The Salvation Army of Greater Charlotte is ready to work with local churches to help evacuees, said Deronda Metz, director of social services. She said the group could serve up to 30 people, and if it exceeds that they would work with the Red Cross to open a shelter.
Leaders of some local congregations said they're on standby until they know what help is needed.
Pastor James Howell of Myers Park United Methodist Church said his church is prepared to send a contingent of volunteers to the Gulf Coast states. They would likely go to three communities they have volunteered with in the past, but could also assist other areas.
The Billy Graham Evangelistic Association plans to sends its rapid-response team to the coast Tuesday, after the storm is expected to hit.
N.C. Baptist Men could eventually send about 40 to 50 people to run its mobile kitchen. Lawrence Bolin of Bessemer City planned to drive the equipment down with two other people today, and arrive in Talladega, Ala., around noon. From there, the group could move to Mississippi or Louisiana to provide food to residents still in the area.
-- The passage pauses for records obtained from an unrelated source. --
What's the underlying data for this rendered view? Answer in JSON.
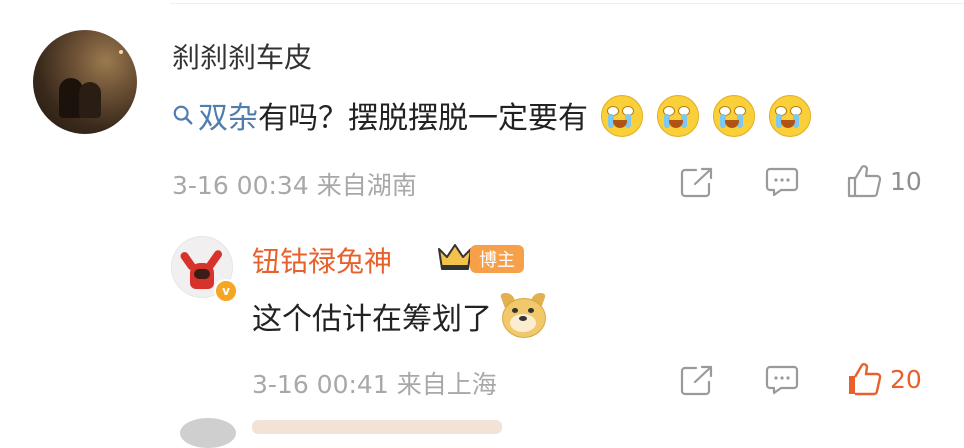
{
  "comment": {
    "username": "刹刹刹车皮",
    "topic": "双杂",
    "text": "有吗？摆脱摆脱一定要有",
    "emoji_count": 4,
    "emoji_name": "tearful-face-emoji",
    "date": "3-16 00:34",
    "location": "来自湖南",
    "likes": "10",
    "liked": false
  },
  "reply": {
    "username": "钮钴禄兔神",
    "badge": "博主",
    "verified_icon": "v",
    "text": "这个估计在筹划了",
    "emoji_name": "doge-emoji",
    "date": "3-16 00:41",
    "location": "来自上海",
    "likes": "20",
    "liked": true
  },
  "colors": {
    "name": "#333333",
    "text": "#222222",
    "meta": "#a8a8a8",
    "topic": "#507daf",
    "accent": "#e8612c",
    "badge": "#f7a04a"
  }
}
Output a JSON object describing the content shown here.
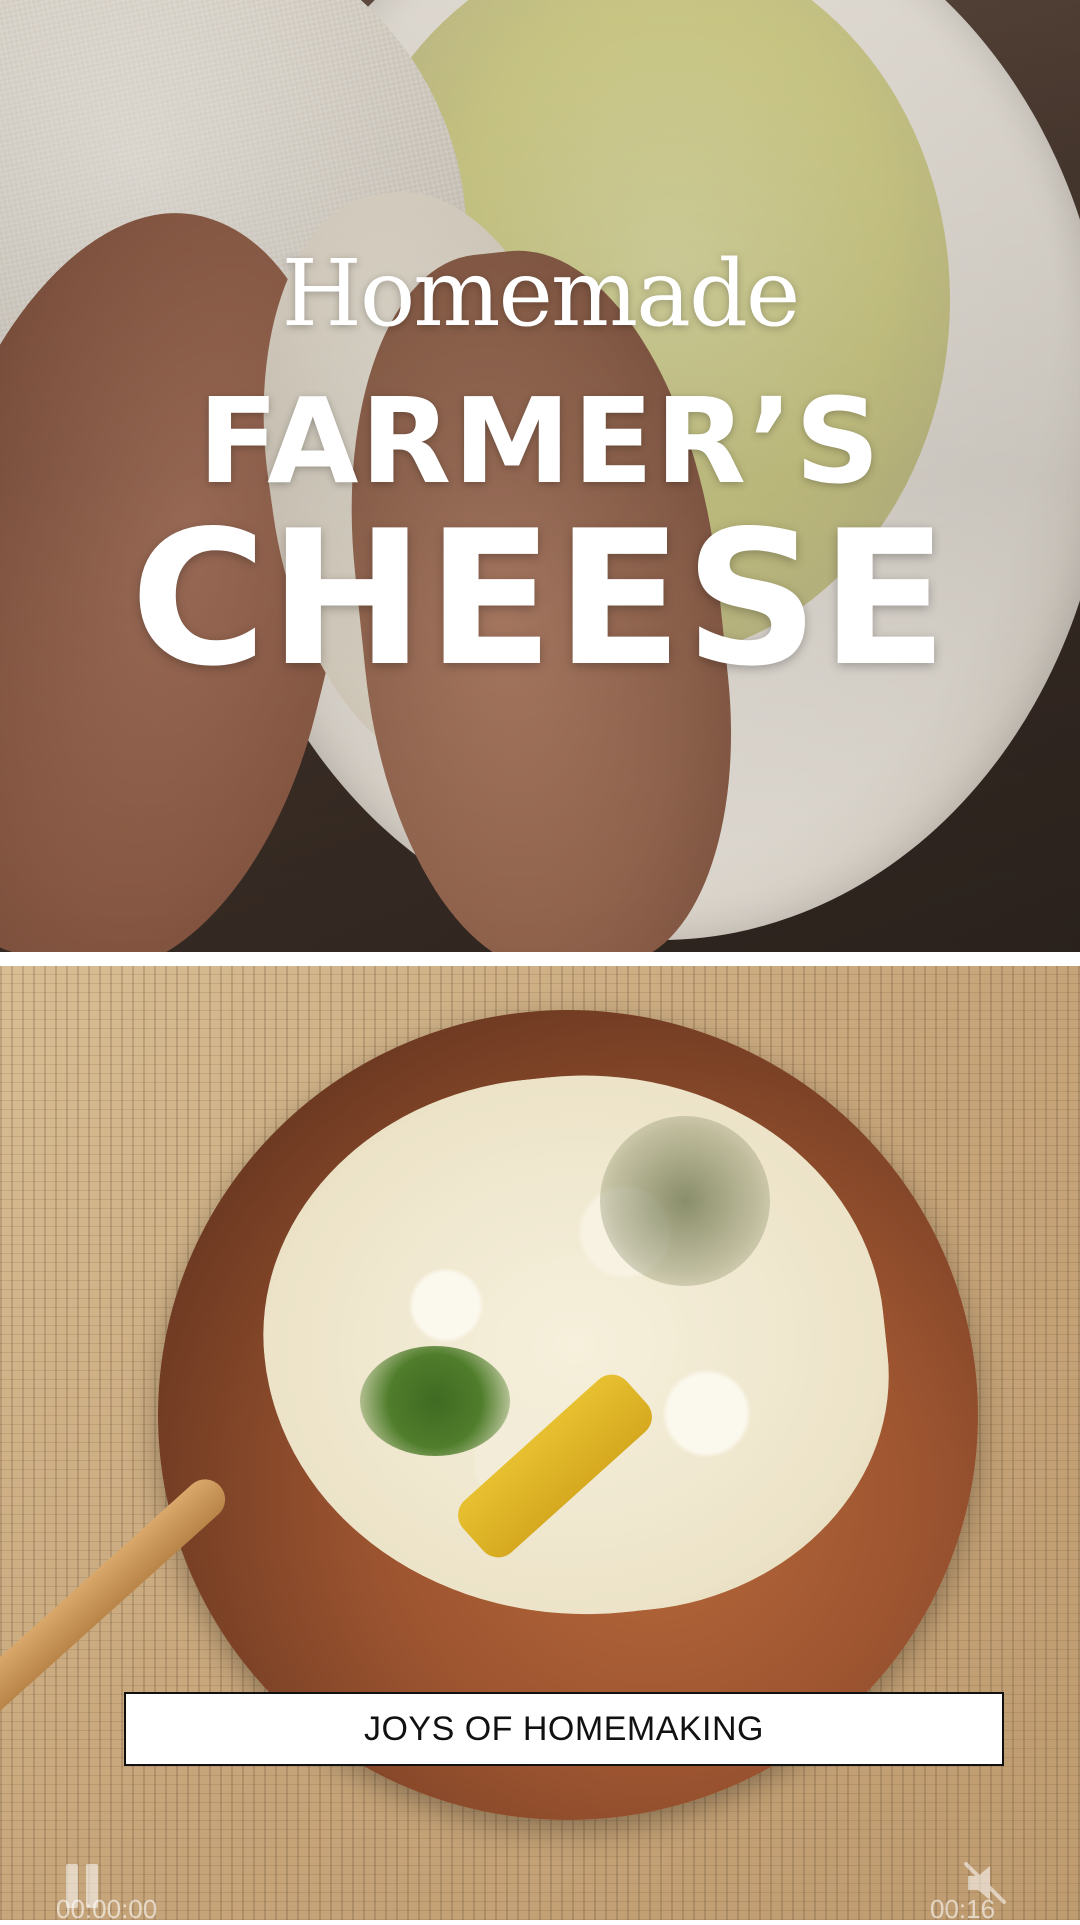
{
  "title": {
    "line1": "Homemade",
    "line2": "FARMER’S",
    "line3": "CHEESE"
  },
  "brand": {
    "label": "JOYS OF HOMEMAKING"
  },
  "player": {
    "elapsed": "00:00:00",
    "total": "00:16",
    "pause_icon": "pause-icon",
    "mute_icon": "muted-speaker-icon"
  },
  "colors": {
    "title_text": "#ffffff",
    "brand_box_bg": "#ffffff",
    "brand_box_border": "#111111"
  }
}
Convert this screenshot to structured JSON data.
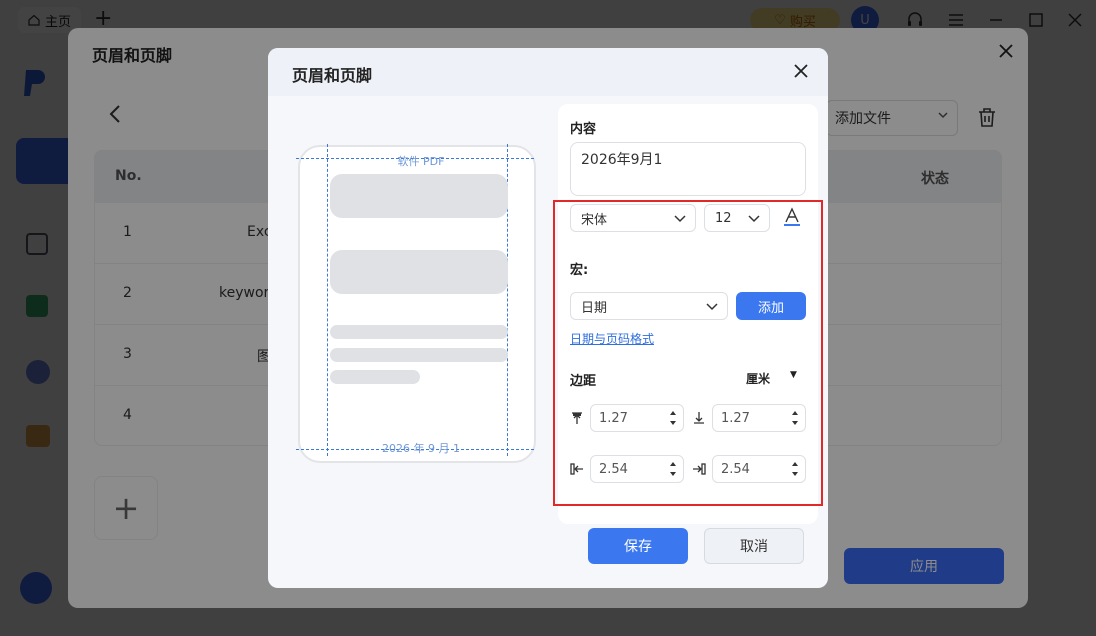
{
  "app": {
    "home_tab": "主页",
    "buy_label": "购买",
    "avatar_letter": "U"
  },
  "back_dialog": {
    "title": "页眉和页脚",
    "add_file": "添加文件",
    "table": {
      "col_no": "No.",
      "col_status": "状态",
      "rows": [
        {
          "no": "1",
          "name": "Exc"
        },
        {
          "no": "2",
          "name": "keywor"
        },
        {
          "no": "3",
          "name": "图"
        },
        {
          "no": "4",
          "name": ""
        }
      ]
    },
    "apply": "应用"
  },
  "dialog": {
    "title": "页眉和页脚",
    "preview": {
      "header_text": "软件 PDF",
      "footer_text": "2026 年 9 月 1"
    },
    "content_label": "内容",
    "content_value": "2026年9月1",
    "font": "宋体",
    "font_size": "12",
    "macro_label": "宏:",
    "macro_value": "日期",
    "add_button": "添加",
    "format_link": "日期与页码格式",
    "margin_label": "边距",
    "unit": "厘米",
    "margins": {
      "top": "1.27",
      "bottom": "1.27",
      "left": "2.54",
      "right": "2.54"
    },
    "save": "保存",
    "cancel": "取消"
  },
  "colors": {
    "accent": "#3b78f0",
    "highlight_frame": "#e02a2a"
  }
}
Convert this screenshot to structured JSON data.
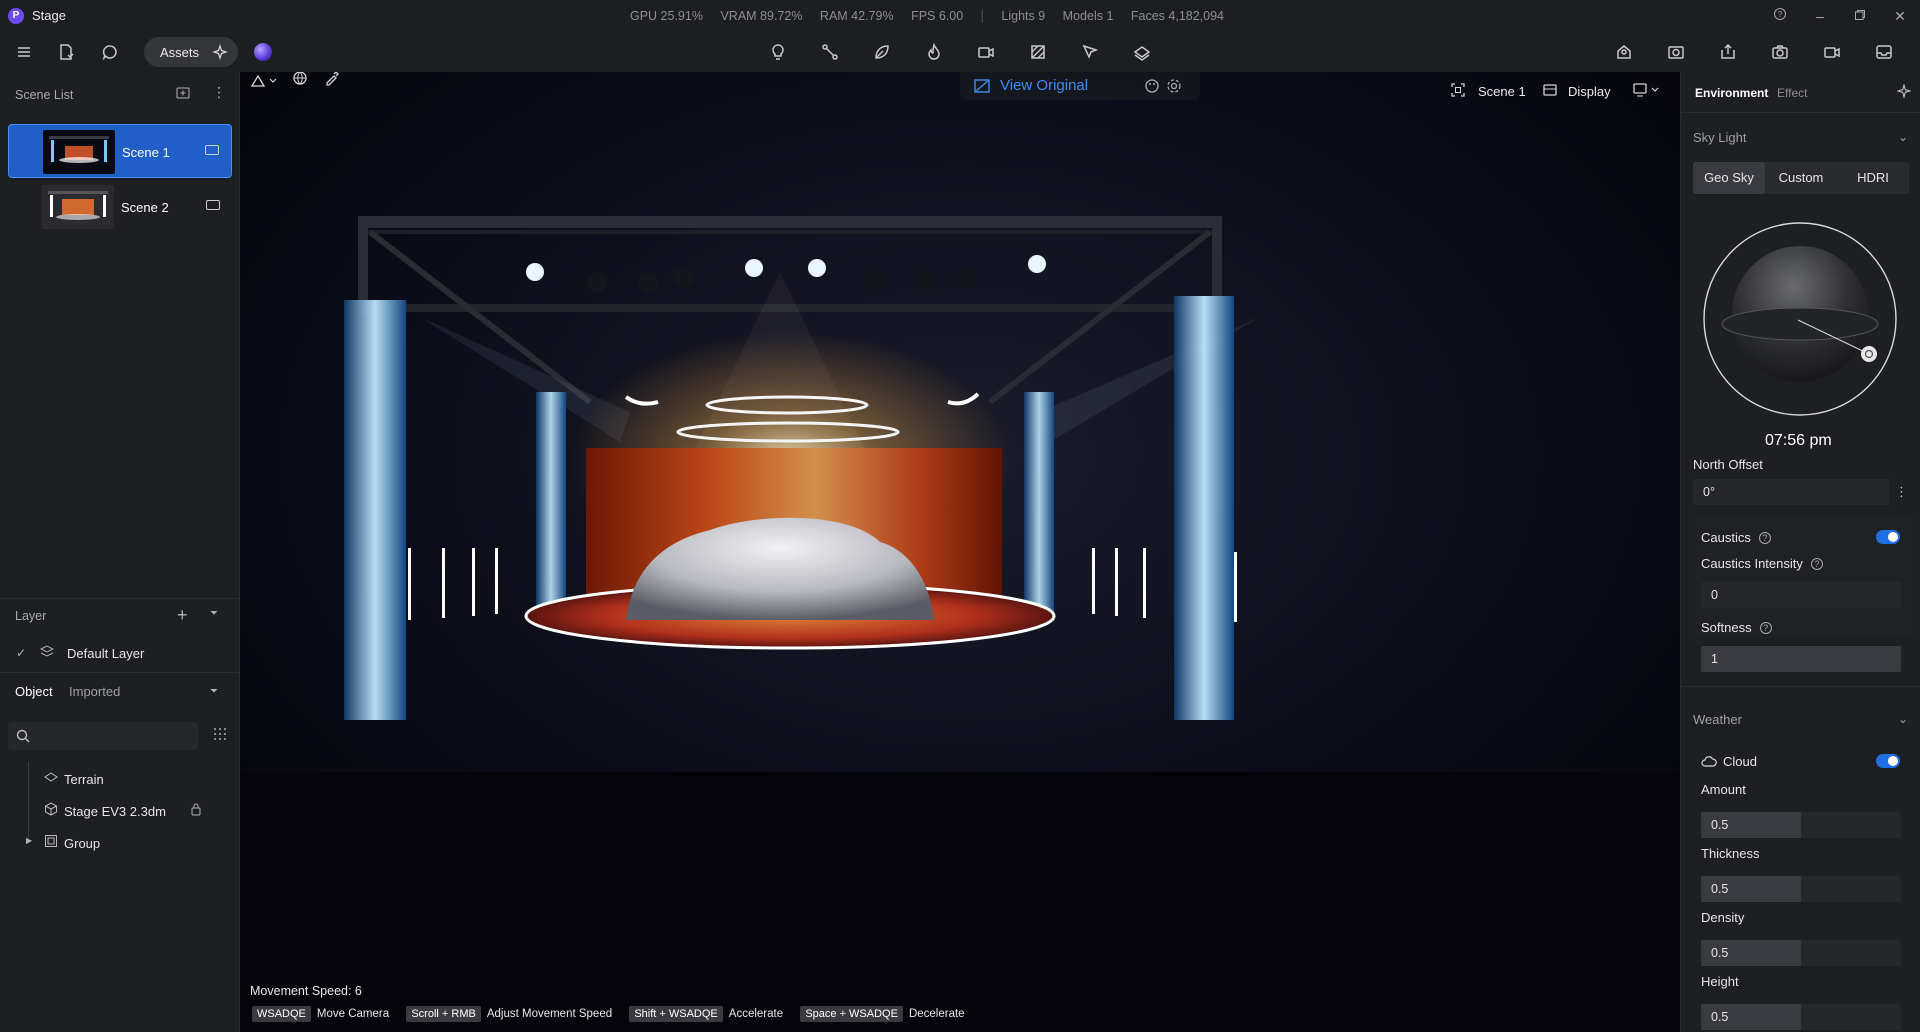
{
  "app": {
    "title": "Stage",
    "logo_letter": "P"
  },
  "stats": {
    "gpu": "GPU 25.91%",
    "vram": "VRAM 89.72%",
    "ram": "RAM 42.79%",
    "fps": "FPS 6.00",
    "separator": "|",
    "lights": "Lights 9",
    "models": "Models 1",
    "faces": "Faces 4,182,094"
  },
  "toolbar": {
    "assets_label": "Assets"
  },
  "scene_list": {
    "title": "Scene List",
    "items": [
      {
        "name": "Scene 1",
        "active": true
      },
      {
        "name": "Scene 2",
        "active": false
      }
    ]
  },
  "layer": {
    "title": "Layer",
    "default_layer": "Default Layer"
  },
  "object": {
    "tab_object": "Object",
    "tab_imported": "Imported",
    "items": [
      {
        "name": "Terrain",
        "icon": "terrain-icon"
      },
      {
        "name": "Stage EV3 2.3dm",
        "icon": "cube-icon"
      },
      {
        "name": "Group",
        "icon": "group-icon"
      }
    ]
  },
  "viewport": {
    "view_original": "View Original",
    "scene_label": "Scene 1",
    "display_label": "Display",
    "movement_speed": "Movement Speed: 6",
    "hints": [
      {
        "key": "WSADQE",
        "action": "Move Camera"
      },
      {
        "key": "Scroll + RMB",
        "action": "Adjust Movement Speed"
      },
      {
        "key": "Shift + WSADQE",
        "action": "Accelerate"
      },
      {
        "key": "Space + WSADQE",
        "action": "Decelerate"
      }
    ]
  },
  "environment": {
    "tab_environment": "Environment",
    "tab_effect": "Effect",
    "sky_light_title": "Sky Light",
    "sky_tabs": [
      "Geo Sky",
      "Custom",
      "HDRI"
    ],
    "active_sky_tab": "Geo Sky",
    "time": "07:56 pm",
    "north_offset_label": "North Offset",
    "north_offset_value": "0°",
    "caustics_label": "Caustics",
    "caustics_enabled": true,
    "caustics_intensity_label": "Caustics Intensity",
    "caustics_intensity_value": "0",
    "softness_label": "Softness",
    "softness_value": "1",
    "weather_title": "Weather",
    "cloud_label": "Cloud",
    "cloud_enabled": true,
    "amount_label": "Amount",
    "amount_value": "0.5",
    "thickness_label": "Thickness",
    "thickness_value": "0.5",
    "density_label": "Density",
    "density_value": "0.5",
    "height_label": "Height",
    "height_value": "0.5"
  },
  "colors": {
    "accent": "#1e6fe8",
    "selection": "#1f5fc7",
    "link": "#3f8cf5",
    "panel_bg": "#1e1f22"
  }
}
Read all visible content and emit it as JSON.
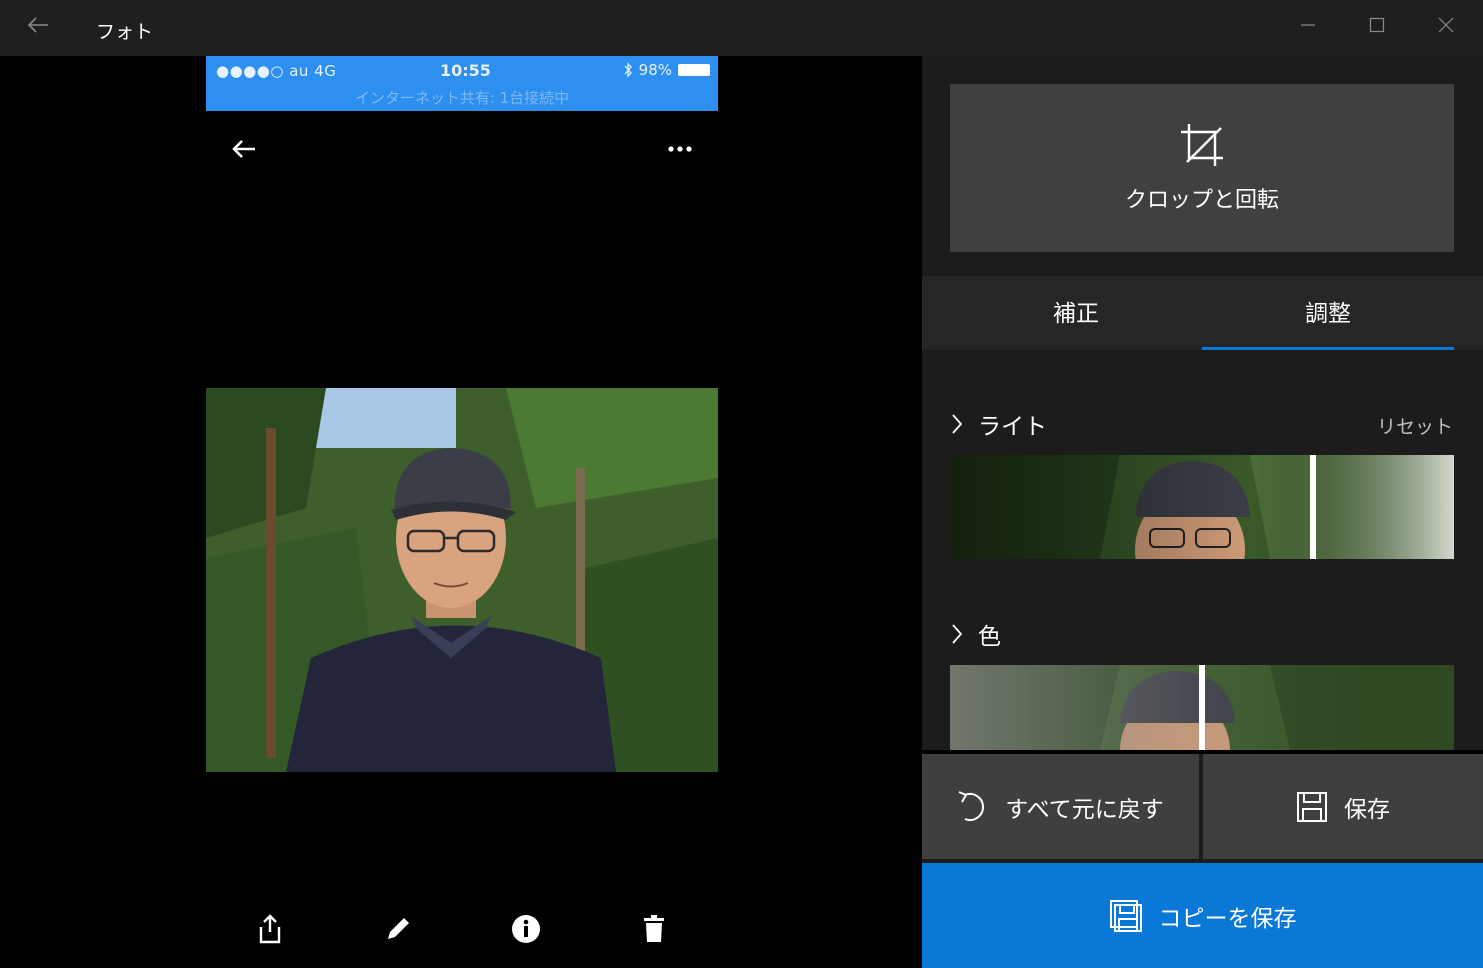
{
  "window": {
    "title": "フォト",
    "minimize_icon": "minimize-icon",
    "maximize_icon": "maximize-icon",
    "close_icon": "close-icon"
  },
  "phone": {
    "carrier": "●●●●○ au  4G",
    "time": "10:55",
    "battery": "98%",
    "hotspot": "インターネット共有: 1台接続中"
  },
  "panel": {
    "crop_label": "クロップと回転",
    "tabs": [
      {
        "label": "補正",
        "selected": false
      },
      {
        "label": "調整",
        "selected": true
      }
    ],
    "sections": [
      {
        "title": "ライト",
        "reset": "リセット",
        "slider_value": 0.72
      },
      {
        "title": "色",
        "slider_value": 0.5
      }
    ],
    "undo_all_label": "すべて元に戻す",
    "save_label": "保存",
    "save_copy_label": "コピーを保存"
  },
  "colors": {
    "accent": "#0a78d7",
    "panel_bg": "#1c1c1c",
    "button_bg": "#3f3f3f",
    "titlebar_bg": "#1f1f1f",
    "phone_status_bg": "#2d8ff0"
  }
}
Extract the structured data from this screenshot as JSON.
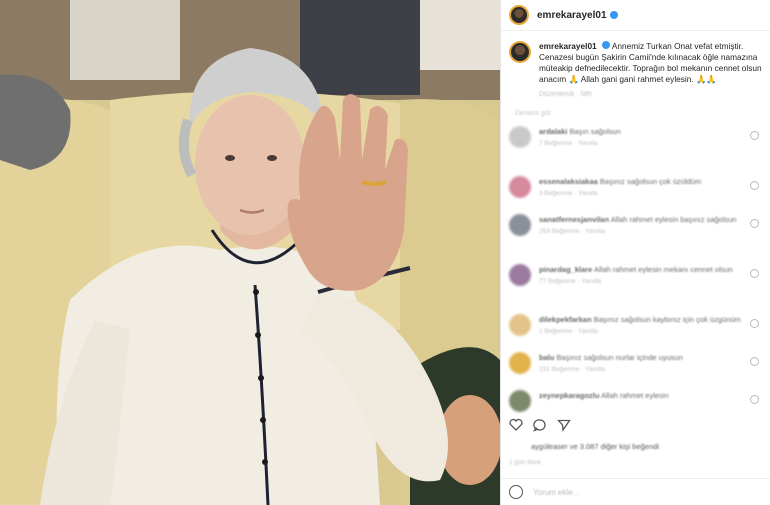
{
  "post": {
    "username": "emrekarayel01",
    "caption_user": "emrekarayel01",
    "caption_text": "Annemiz Turkan Onat vefat etmiştir. Cenazesi bugün Şakirin Camii'nde kılınacak öğle namazına müteakip defnedilecektir. Toprağın bol mekanın cennet olsun anacım 🙏 Allah gani gani rahmet eylesin. 🙏🙏",
    "caption_meta": "Düzenlendi · 58h",
    "more_comments": "Devamı gör"
  },
  "comments": [
    {
      "user": "ardalaki",
      "text": "Başın sağolsun",
      "sub": "7 Beğenme · Yanıtla",
      "color": "#c9c9c9"
    },
    {
      "user": "essenalaksiakaa",
      "text": "Başınız sağolsun çok üzüldüm",
      "sub": "3 Beğenme · Yanıtla",
      "color": "#d68a9e"
    },
    {
      "user": "sanatfernesjanvilan",
      "text": "Allah rahmet eylesin başınız sağolsun",
      "sub": "253 Beğenme · Yanıtla",
      "color": "#8a8f9a"
    },
    {
      "user": "pinardag_klare",
      "text": "Allah rahmet eylesin mekanı cennet olsun",
      "sub": "77 Beğenme · Yanıtla",
      "color": "#9c7aa0"
    },
    {
      "user": "dilekpekfarkan",
      "text": "Başınız sağolsun kaybınız için çok üzgünüm",
      "sub": "1 Beğenme · Yanıtla",
      "color": "#e3c38a"
    },
    {
      "user": "balu",
      "text": "Başınız sağolsun nurlar içinde uyusun",
      "sub": "151 Beğenme · Yanıtla",
      "color": "#e2b24a"
    },
    {
      "user": "zeynepkaragozlu",
      "text": "Allah rahmet eylesin",
      "sub": "",
      "color": "#7d8a6b"
    }
  ],
  "likes_text": "aygüleaser ve 3.087 diğer kişi beğendi",
  "date_text": "1 gün önce",
  "add_comment_placeholder": "Yorum ekle..."
}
The Red Cross also has a team of volunteers ready to go. Brunetta Franklin left for Shreveport, La., on Sunday. “You don't think about the natural disaster that's coming; you focus more on the people you're there to help,” Franklin told WCNC, the Observer's news partner. “Giving back to people, that's the main thing.”